I recently took a big step forward in my personal journey of recovery by participating in a mental health conference, “Alternatives: Standing Together, Celebrating Our Gifts, Raising Our Voices,” in Washington, D.C.
I came to this conference with some baggage. For the past 20 years, I had deflated myself into a diagnosis and was no longer an active participant in my own recovery. Fortunately, before I got to the conference I had read a quote from Henri Nouwen, a Dutch theologian: “When our wounds cease to be a source of shame and become a source of healing, we have become wounded warriors.” Using personal experience in the service of others is what recovery is all about.
The first workshop I attended was “Power, Privilege and Liberation in Recovery.” Stephanie Barnett Jamison, director of staff development and organizational culture for Turning Points for Children, gave us a crash course on the history of the recovery movement.
The concept of recovery originated with consumers, not the traditional mental health system. Peer support isn’t perfect. Around 2000-2001, peer support was professionalized to fit traditional mental health care. Jamison called for a return to its roots, what she called “Recovery 2.0.”
Jamison cited several alarming facts. According to a World Health Organization information sheet, people with severe mental illness are 85% more likely to die early — a loss of 10-25 years — compared to the general population. Jamison blames early deaths on preventable diseases such as high blood pressure, high cholesterol and diabetes, as well as non-preventable diseases like Alzheimer’s, Parkinson’s, respiratory disease and accidents.
Another troubling statistic was a study by the Center for Disease Control that found the suicide rate has increased 33% from 1999 to 2017. Correlational studies do not investigate cause and effect because of liability and ethical concerns. However, Jamison said many survivors have described experiencing long-lasting trauma as a result of hospitalization.
The last workshop I attended was “Human Rights as Part of Our Personal Journey.” Svava Arnardottir, a therapist from Reykjavik, Iceland, had a hands-on presentation in which we shared our experiences and came up with concrete goals to improve mental health care in our communities. The main takeaway for me was realizing that people with mental illness can make a difference, even when we are struggling.
Arnardottir said people in her tiny country threw the medical model “out the window” and developed a recovery movement based not only on self-help and individual improvement, but also on trying to make positive changes in mental health care and standing up for human rights.

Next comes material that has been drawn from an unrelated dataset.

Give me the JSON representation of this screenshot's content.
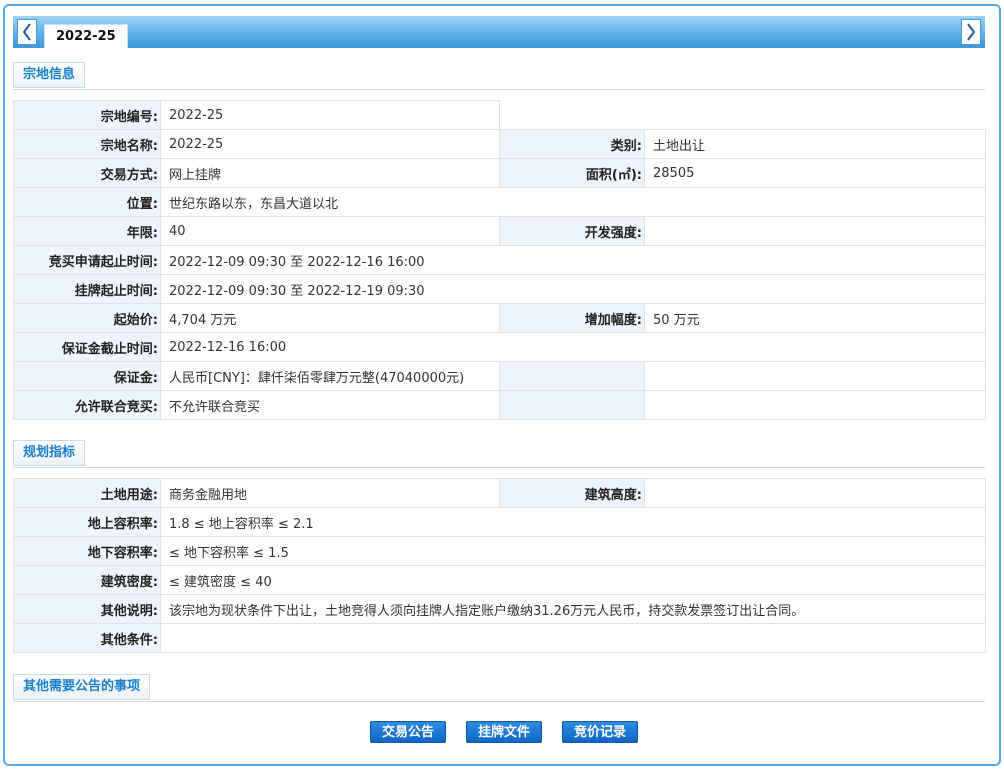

In contrast to Iceland’s progressive ideas, Cheolung Je, a participant from Seoul, South Korea, said his country is just now realizing the importance of peer support services. Je runs a research center that advocates for human rights of people with mental disabilities in Korea. He said South Korea’s mental health system has serious problems. For example, young people can be hospitalized simply for disagreeing with their parents. In terms of progress, though, Je said, “I think global level collaboration is very helpful to reform and improve traditional mental health policy and practices in many countries.”
How do we make changes to improve mental health services in southwest Georgia? Ordinary people like you and me need to stand up for what is right and insist on a system of care that does nothing about us without us. Criticism of the mental health system is good and necessary. Our local resources — the local mental health system, the hospital and private providers — are overburdened and ineffective to meet the demands of mental health care in southwest Georgia. This is a blanket statement that may seem harsh, but after 24 years in Albany, I can honestly stand behind it. A speaker at Alternatives gave me the courage to critique our services when she said, “They’re (mental health providers) big people and they can handle it.”
Closer to home we can make a difference and raise our voices this August at Georgia Mental Health Consumer Network’s 28th Annual Summer Conference on St. Simon’s Island. Call GMCN at (800) 297-6146 for information. Each year the highlight of the conference is voting on our top five priorities for the upcoming year. It’s a great opportunity for hope, fellowship and fun.